It turns out that compromise indeed is possible in the 113th Congress.
When it shows itself, we learn that things actually can get done, such as approving a federal budget that keeps the government running through September. The House of Representatives approved the deal overwhelmingly and has sent it back to the Senate hopefully for final approval.
The $1.1 trillion budget deal marks a departure from recent history, where Republicans and Democrats have fought over every big and little thing in the budget. It has produced gridlock, made a lot of people angry, shut down part of the government for a time, forced public opinion of Congress into a sinkhole and redefined the term “political dysfunction.”
Does this signal a new day on Capitol Hill? Probably not. However, one can hope.
Tomorrow might bring a new set of hassles and disagreements, particularly in the Republican-controlled House of Representatives that seems to have declared its intention to block everything House Democrats and the Democrat in chief in the White House want to do.
The bill reduces funds for the Internal Revenue Service, gives federal workers a 1 percent pay increase and gives money to the Environmental Protection Agency.

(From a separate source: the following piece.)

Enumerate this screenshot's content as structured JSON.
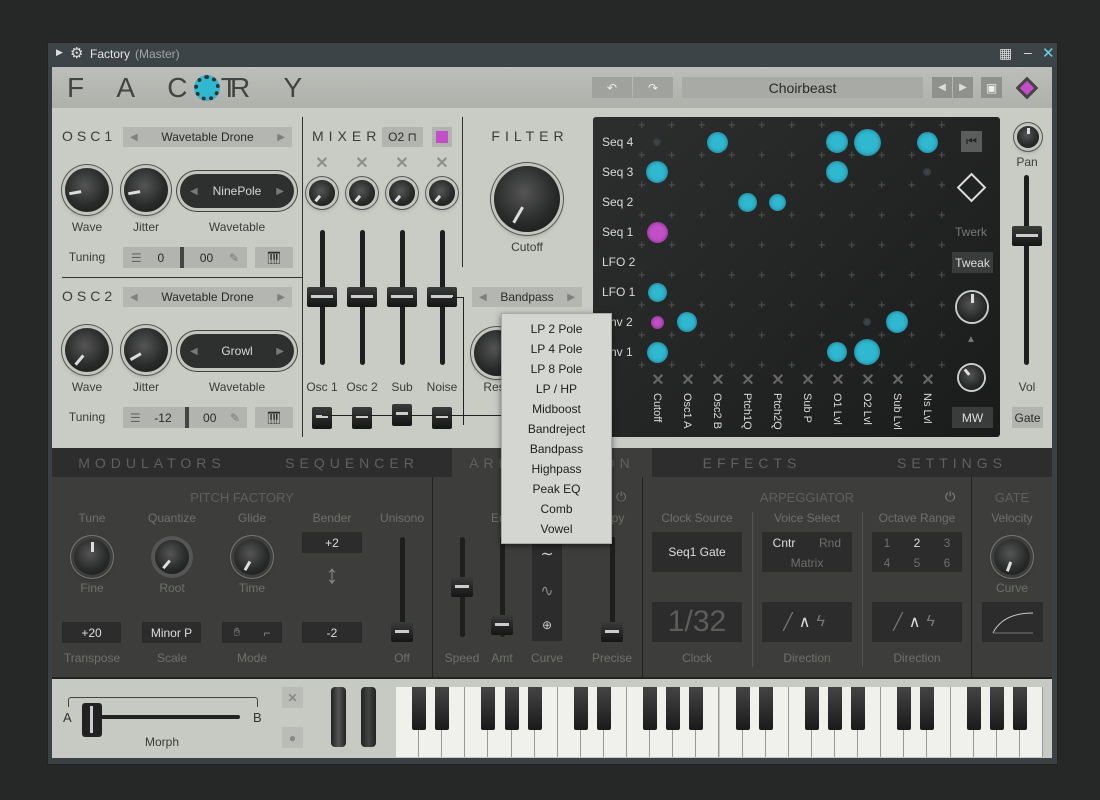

These measures make Republicans happy. Meanwhile, Democrats got something for themselves, such as funding for Head Start, which helps early childhood education efforts.
No one is entirely happy with the deal, nor are they entirely unhappy.
That’s the spirit of compromise. Things can get done. It’s how you legislate. It’s how good government is supposed to work.
What’s more, it doesn’t inflict nearly the pain that stubborn intransigence can produce.